Sunday, June 26, 2011

Take the best of everything

I've decided that summer is a time for sporadic school, depending on the weather and summer events.  Thus, my summer blog might include some random things we've done, but is mostly meant for me to share my opinions.  And I am OPINIONATED!

This week we did have a lemonade stand to raise money for the needy, and we actually got over $17!

And we did go on a field trip to the mountains for a gorgeous hike and picnic.

But that was about it.

Now for opinions.  I believe that as homeschool moms, you must always be researching different methods, techniques, theories, and through it all, you must sift through it to find what works for you and what doesn't work for you.

One hugely popular method of homeschooling in the LDS (and some non-LDS) community is Thomas Jefferson Education or TJED for short.  I've read the books, I've gone to the seminars, I personally became friends with some of it's "high-ups," and I have a deep respect for what they are trying to do.  But I do have an issue with the theories.  This list is a generalization of what TJEDers stand for.

Classics not Textbooks
Mentors not Professors
Inspire not Require
Structure Time not Content
Quality not Conformity
Simplicity not Complexity
You not Them

If you want to read the explanation of these "keys" then you can do so here

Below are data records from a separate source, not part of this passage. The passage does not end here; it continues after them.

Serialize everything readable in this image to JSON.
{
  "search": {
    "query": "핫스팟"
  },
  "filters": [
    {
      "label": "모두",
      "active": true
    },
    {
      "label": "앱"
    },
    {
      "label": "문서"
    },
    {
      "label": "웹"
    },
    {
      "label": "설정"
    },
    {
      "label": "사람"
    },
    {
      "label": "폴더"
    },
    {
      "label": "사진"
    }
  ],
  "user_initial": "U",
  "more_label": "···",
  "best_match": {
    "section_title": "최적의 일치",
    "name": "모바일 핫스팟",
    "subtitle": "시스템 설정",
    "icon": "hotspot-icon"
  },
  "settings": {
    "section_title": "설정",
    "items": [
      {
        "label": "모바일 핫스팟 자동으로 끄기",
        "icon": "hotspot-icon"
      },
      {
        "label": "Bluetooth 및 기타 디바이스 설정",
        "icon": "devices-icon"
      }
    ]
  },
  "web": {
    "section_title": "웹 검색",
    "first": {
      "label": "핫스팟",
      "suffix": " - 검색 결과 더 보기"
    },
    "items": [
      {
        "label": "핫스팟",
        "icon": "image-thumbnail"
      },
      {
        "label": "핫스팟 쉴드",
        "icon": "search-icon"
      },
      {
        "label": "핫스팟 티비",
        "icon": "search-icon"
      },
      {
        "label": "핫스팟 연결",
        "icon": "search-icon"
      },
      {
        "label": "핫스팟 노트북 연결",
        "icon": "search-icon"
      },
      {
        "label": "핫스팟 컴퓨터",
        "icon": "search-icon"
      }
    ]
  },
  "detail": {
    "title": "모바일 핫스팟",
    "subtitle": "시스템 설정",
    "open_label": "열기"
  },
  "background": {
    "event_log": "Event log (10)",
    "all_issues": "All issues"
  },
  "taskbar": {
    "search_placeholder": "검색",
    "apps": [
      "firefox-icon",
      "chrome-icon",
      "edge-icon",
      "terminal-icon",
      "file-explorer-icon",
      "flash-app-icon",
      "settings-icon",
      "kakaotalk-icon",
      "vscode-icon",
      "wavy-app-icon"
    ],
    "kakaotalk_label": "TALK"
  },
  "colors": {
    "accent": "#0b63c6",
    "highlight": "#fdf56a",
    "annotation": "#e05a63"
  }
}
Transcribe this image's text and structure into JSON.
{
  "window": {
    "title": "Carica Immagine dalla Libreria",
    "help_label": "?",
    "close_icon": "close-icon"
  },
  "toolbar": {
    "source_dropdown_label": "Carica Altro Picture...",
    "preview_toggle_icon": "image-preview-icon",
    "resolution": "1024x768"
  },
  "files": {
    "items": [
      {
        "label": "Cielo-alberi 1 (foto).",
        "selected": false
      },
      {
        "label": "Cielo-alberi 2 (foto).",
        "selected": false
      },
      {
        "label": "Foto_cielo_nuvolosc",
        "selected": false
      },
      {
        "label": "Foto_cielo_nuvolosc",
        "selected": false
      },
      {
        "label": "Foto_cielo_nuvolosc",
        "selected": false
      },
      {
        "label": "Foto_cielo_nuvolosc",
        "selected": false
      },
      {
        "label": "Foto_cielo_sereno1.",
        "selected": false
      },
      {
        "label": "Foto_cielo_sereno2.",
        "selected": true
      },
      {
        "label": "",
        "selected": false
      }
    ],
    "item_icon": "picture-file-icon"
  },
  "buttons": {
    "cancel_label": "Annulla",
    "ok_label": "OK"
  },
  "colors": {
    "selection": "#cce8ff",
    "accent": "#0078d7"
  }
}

I LOVE how TJED focuses on classics, mentors, inspiring, and quality.  So much of the world has overlooked and thrown out these key fundamentals of leadership education.  Hallelujah that TJED has brought them out of obscurity and has emphasized their importance.  HOWEVER I think the flaw of TJED is in the word NOT.  TJED is too exclusive for my liking.  I would (except for perhaps Quality not Conformity) take out the word "not" and insert "and."

Classics AND Textbooks
Mentors AND Professors
Inspire AND Require
Structure Time AND/OR Content
Quality ...hardly ever if never Conformity
Simplicity AND Complexity
You AND Them

Textbooks are extremely useful.  You can read "1776" and learn from a classic about history, but if you use a textbook that highlights the overall history as well, it might become a bit clearer.  Science and math textbooks often ARE the "classics" (even TJED leaders have admitted this).

I personally have learned tons and had profound learning experiences from professors who never knew my name or face.  Of course mentoring is the preferred method, but professors can be effective.

Requiring school work, in my opinion, helps children learn duty and how to stick things out.  All TJEDers I've ever met REQUIRE housework out of their children, why not school work?

More often then not I structure content and not time, so I'm really backwards here.  If you never structure content, then in my mind, you don't plan.  If I don't plan, then books are not rented and activities don't happen.  Instead, Google and Youtube are the teachers.  I don't want the internet to be my children's main teachers.

Now, conformity is hardly ever something of value, but an occasional prepackaged learning program can be useful, and let's face it, we all have to conform to the ACT testing process.

I definitely like to keep my life and schooling as simple as possible, but an occasional complex project stretches us and makes us learn in ways we couldn't otherwise.

And finally, it's You and Them working together for a common goal of education.  We are a team.

Anyway, I will continue to buy TJED books and go to conferences because I really do believe in the things that they believe in....but I will still believe in the things that they DON'T believe in.

1 comment:

  1. I'm really, really glad you posted about this, because I really haven't understood what TJed stands for until I read your post!! That's the most clear explanation I've heard/read since I first heard of this method of schooling. :) And I agree with what you like about the method AND I agree with replacing the word "not" with the word "and." That was one of the things I remember hearing about this method: It's this way or the highway. What kind of an education is it when it's that close-minded??

    And may I also say, it's nice to see some good "opinionating" on a blog about homeschooling. I get so tired of reading about everything working out and being just right. It isn't always so. :)

    Thank you again for helping me get a better idea of what TJed is about. :)